*** INFORMATION SUPPLIED
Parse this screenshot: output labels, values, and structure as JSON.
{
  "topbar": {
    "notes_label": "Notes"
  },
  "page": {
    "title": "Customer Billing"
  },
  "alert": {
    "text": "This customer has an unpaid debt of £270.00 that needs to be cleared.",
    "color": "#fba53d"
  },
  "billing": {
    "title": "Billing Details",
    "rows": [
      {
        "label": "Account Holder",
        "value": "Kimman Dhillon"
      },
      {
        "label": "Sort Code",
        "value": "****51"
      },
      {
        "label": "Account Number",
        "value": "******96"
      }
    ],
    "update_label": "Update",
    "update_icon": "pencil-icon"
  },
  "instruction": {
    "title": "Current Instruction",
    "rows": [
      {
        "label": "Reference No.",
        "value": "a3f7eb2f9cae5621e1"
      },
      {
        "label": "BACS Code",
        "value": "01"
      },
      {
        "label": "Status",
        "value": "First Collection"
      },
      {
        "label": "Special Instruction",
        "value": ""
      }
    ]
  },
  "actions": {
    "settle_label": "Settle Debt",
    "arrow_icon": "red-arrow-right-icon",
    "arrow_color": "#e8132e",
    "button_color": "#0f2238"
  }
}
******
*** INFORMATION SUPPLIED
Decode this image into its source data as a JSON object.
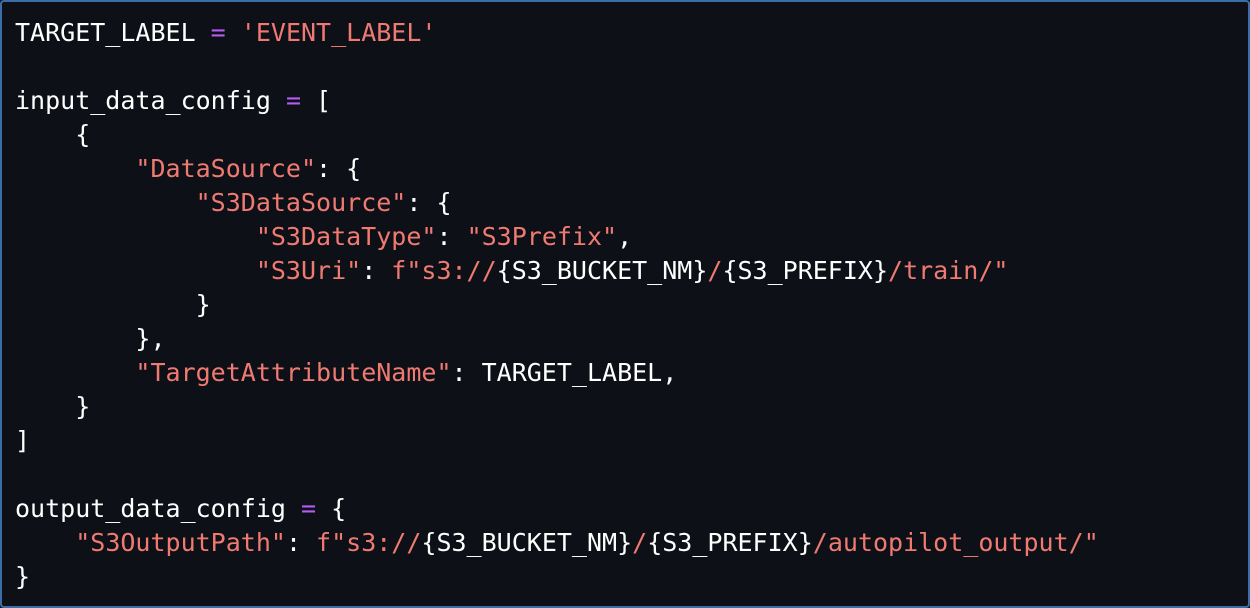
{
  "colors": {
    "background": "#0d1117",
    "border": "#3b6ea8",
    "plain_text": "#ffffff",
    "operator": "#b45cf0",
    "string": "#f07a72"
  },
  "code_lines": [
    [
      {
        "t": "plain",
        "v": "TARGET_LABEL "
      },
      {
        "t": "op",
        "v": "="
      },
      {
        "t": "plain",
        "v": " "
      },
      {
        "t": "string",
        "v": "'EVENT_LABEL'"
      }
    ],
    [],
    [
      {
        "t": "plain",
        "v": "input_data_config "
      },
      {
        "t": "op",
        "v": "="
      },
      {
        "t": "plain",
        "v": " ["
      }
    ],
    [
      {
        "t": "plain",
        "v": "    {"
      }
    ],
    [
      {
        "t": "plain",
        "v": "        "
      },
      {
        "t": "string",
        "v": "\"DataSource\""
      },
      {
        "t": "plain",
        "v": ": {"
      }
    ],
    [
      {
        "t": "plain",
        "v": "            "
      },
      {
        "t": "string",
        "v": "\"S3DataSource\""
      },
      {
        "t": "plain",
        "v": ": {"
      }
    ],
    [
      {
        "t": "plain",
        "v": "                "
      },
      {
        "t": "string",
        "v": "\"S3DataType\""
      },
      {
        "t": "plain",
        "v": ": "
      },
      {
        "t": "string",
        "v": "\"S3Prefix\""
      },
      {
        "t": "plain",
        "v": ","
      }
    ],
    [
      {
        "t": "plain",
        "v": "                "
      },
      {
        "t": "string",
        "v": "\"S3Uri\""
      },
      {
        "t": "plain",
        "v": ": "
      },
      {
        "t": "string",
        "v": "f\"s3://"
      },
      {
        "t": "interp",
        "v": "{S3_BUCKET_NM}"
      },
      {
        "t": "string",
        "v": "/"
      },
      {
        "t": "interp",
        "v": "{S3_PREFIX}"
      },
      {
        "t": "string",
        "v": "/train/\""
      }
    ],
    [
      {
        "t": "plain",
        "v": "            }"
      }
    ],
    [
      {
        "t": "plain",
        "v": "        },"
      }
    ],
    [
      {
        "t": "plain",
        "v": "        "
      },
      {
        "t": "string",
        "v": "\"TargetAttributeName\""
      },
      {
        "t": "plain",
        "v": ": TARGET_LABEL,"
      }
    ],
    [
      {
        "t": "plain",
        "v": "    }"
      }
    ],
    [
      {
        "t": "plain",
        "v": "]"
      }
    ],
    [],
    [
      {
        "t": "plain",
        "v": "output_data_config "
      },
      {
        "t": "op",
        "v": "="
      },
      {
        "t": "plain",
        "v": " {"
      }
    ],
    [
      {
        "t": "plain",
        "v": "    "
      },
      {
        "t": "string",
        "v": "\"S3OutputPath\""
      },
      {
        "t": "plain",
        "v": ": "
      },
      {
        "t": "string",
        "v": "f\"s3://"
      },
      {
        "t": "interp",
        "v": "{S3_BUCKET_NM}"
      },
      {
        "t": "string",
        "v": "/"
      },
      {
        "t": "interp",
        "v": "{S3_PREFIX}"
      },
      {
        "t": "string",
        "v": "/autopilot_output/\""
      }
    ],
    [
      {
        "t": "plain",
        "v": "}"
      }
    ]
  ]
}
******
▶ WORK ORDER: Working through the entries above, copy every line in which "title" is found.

▶ ANSWER TO THIS EXERCISE:
    "title": "Customer Billing"
    "title": "Billing Details",
    "title": "Current Instruction",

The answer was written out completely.